When the ground was first cleared at the Donoe site, some locals were shocked at just how much land was stripped of all vegetation and some people had concerns about runoff and erosion control.
Main Street Power Project Manager Andrew Brentan told The Daily News that all permits are in place and they are very concerned about stormwater mitigation and erosion control. It is a steep site, and the company does not own the adjacent property that could be subjected to runoff, Brentan said.
The V.I. Department of Planning and Natural Resources has already come out to inspect the site twice after heavy rains to ensure that appropriate runoff protections were put in place, he said.
"Everything's going accordingly," he said.
He said the land was historically used for agriculture and the surveys done for the permitting process found no protected plants, animals or resources on the property.
Brentan said they are about 95 percent done clearing the property and cutting access roads. He said they needed to clear it completely, down to the dirt, in order to accurately see the topography.
"It's just much easier to cut everything down and see what you're working with," he said.
While the site must be free from any shade in order to maximize the solar panels' power production, they do plan to plant vegetation to hold the soil in place and be more aesthetically pleasing.

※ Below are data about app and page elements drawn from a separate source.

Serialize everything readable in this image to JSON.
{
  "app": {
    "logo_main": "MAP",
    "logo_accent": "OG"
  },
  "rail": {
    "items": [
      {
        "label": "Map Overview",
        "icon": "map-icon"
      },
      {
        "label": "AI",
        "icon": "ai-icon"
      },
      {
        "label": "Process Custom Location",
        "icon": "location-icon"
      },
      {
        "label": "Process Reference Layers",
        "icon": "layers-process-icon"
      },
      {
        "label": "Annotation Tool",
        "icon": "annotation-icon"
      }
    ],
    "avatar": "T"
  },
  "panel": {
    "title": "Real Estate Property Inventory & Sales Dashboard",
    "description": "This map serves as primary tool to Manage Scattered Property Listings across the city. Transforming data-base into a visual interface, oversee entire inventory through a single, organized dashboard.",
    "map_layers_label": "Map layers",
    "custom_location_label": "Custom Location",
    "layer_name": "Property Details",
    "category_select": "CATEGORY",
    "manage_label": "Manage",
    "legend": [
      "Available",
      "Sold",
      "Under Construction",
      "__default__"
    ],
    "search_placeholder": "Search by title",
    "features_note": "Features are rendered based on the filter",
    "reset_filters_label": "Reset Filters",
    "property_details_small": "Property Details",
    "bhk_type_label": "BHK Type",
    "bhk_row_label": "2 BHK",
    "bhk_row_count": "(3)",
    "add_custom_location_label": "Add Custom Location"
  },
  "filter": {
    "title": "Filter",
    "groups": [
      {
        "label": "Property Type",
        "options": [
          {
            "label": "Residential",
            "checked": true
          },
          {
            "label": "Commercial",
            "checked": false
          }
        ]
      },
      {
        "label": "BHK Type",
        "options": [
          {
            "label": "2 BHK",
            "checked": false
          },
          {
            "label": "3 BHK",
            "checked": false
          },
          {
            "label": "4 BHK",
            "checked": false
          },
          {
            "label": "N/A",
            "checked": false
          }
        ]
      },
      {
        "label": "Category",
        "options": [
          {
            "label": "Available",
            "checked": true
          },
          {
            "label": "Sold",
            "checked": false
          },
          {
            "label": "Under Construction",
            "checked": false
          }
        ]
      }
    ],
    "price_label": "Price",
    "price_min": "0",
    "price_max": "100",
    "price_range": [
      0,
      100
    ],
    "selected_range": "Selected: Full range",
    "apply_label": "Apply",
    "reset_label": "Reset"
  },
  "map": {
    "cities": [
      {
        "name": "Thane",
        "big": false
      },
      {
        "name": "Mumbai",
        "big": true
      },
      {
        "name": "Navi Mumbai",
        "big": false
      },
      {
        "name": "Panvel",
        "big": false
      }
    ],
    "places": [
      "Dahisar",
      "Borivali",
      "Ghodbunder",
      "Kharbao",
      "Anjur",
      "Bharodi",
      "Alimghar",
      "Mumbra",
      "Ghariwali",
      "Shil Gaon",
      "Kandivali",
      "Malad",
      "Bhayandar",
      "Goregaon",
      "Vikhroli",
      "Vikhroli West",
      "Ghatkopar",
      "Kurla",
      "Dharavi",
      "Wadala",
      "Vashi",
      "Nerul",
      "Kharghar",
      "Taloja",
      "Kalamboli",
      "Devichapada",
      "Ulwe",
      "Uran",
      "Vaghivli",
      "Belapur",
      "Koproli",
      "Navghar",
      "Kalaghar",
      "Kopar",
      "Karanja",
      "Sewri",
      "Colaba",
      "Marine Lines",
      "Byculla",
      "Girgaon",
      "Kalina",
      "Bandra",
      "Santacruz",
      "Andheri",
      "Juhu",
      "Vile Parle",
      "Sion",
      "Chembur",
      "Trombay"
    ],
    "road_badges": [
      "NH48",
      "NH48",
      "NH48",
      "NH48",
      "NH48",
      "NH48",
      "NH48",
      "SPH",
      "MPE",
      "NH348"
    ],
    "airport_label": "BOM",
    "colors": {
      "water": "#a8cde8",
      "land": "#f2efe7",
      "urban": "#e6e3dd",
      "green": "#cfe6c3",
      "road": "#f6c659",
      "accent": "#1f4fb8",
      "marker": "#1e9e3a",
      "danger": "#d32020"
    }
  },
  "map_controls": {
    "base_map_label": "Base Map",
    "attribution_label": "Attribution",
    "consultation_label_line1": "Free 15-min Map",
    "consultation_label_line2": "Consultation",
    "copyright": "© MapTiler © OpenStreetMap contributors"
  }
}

"It's not just going to look like this barren wasteland like it does now," he said.
He said they are already beginning to seed the property in certain areas with a mix of seeds that do well in the territory.
"We talked to a bunch of local contractors about what works," he said.
They will not be planting trees, however.
"Trees are going to be left off the property, mostly due to shading concerns," Brentan said.
Each solar panel is a 300 watt module, and about 17,000 of them will be installed at a "fixed tilt," he said.
The panels are on order from a manufacturer in China and should arrive in the territory in July, according to Brentan.
He said the panels are "robust" and will withstand sustained hurricane force winds.
"We're not too worried about panels flying around, but more about debris flying into the modules," he said.
About 40 to 50 local jobs will be created during the construction process, according to Main Street Power. The company has not yet decided who it will contract or hire to maintain the facility once it is operational, according to Brentan.
"The plan is to be mostly mechanically complete at the end of November or December, then we need to synch up with WAPA with the interconnection," he said. "We're hoping to be fully done with that and feeding into the grid in January."
- Contact reporter Aldeth Lewin at 714-9111 or email firstname.lastname@example.org.